  • How should we relate to others and to the natural world? 

Year 9  

Unit 1- Is all life sacred? 

Unit 2- Religion and prejudice. 

Unit 3- Religion, war and peace. 

The topics studied in Y9 will allow students to engage in the following thought-provoking questions. 

  • How do we make choices? 
  • Has science got all the answers? 
  • How, should I lead my life?  
  • How should we relate to others and to the natural world? 
  • How do people make sense of hardship and suffering? 
  • What do religious individuals teach about moral and ethical issues? 

Key Stage 4 (Years 10 and 11)

The course uses the key elements studied in year 9 alongside two religions studied in year 10 and 11. The course runs for two years.

Teacher in Charge: Mr M Hawkins

What course do students follow?

This is a full course in OCR Religious Studies 9-1

What will students study?

The course the pupils will follow explores moral dilemmas relevant to life in the ethics topics and enquires into various ideas about why people believe and what they believe in the philosophy topics.
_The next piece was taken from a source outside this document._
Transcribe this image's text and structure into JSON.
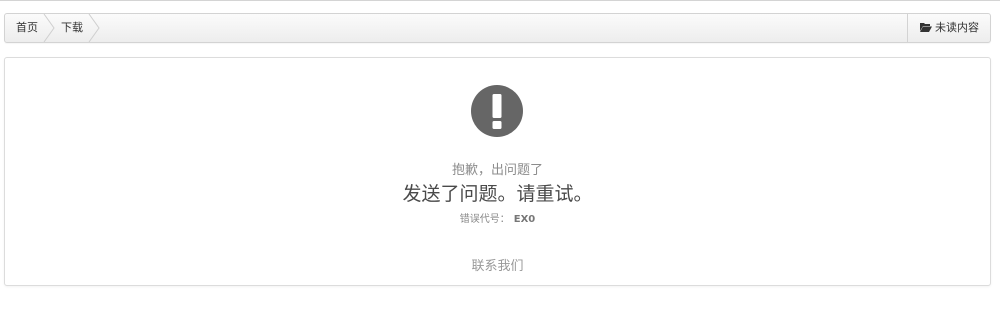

Pupils also explore the beliefs, teachings and practices of Christianity and Islam in the modern world.


ETHICS & PHILOSOPHY (First three units are studied in Year 9)

  • Human Relationships - Including family, marriage, divorce, sexual relationships and contraception.
  • Peace and Justice - Including attitudes towards war, violence, capital punishment and the treatment of criminals.
  • The existence of God, gods and the ultimate reality - The question of God, the nature of reality and how people experience God.
  • Dialogue between religious and non-religious beliefs and attitudes - Challenges for religion, dialogue between different religious and non-religious groups.

Beliefs, Teachings and Practices- Christianity

This theme includes a variety of topics including the following:

  • Nature of God
  • Concept of God as a Trinity of persons
  • Biblical accounts of Creation
  • The problem of evil and suffering and a loving and righteous God
  • Jesus Christ
  • The concept of salvation
  • Beliefs and teachings about Heaven, Hell, Life and Death
  • Worship
  • Prayer
  • Pilgrimage
  • Role of the Church in local and national communities

Beliefs, Teachings and practices- Islam

This theme includes a variety of topics including the following:

  • Core beliefs
  • Prophethood
  • Sources of wisdom
  • Angels
  • Beliefs about life after death and human accountability

How will students study?

Styles of working will be varied and will include studying independently and in groups.  There will be opportunities to express personal views in a supportive atmosphere and to listen to, and learn from each other and guest speakers.

Additional Information

There is no coursework, it is graded on 100% final examinations, but regular homework will be set to develop knowledge and skills.

R.E. is about:

  • Giving pupils the opportunity to consider their own responses to life’s experiences, social issues and the world they live in.
  • Exploring views, including those of Christians, which have contributed to our culture, traditions and values, such as respect, tolerance, justice, caring for others, doing your best and a spirit of open minded   enquiry.
  • Enabling views to be developed on the idea of God and why people may be religious.
  • Think about the concept of good and evil, right and wrong.
  • Consider the question, ‘Can a scientist be religious?

R.E. is not about:

  • Expecting or persuading anyone to “be religious”.  It’s about looking at situations in life’s experience from social, religious and personal viewpoints, enabling pupils to develop the skills to consider a range of ideas and draw their own conclusions.
  • Employers value the subject as an indication that pupils have a fair minded approach, and can look at and respect different viewpoints, whilst expressing their own informed opinion.

Careers information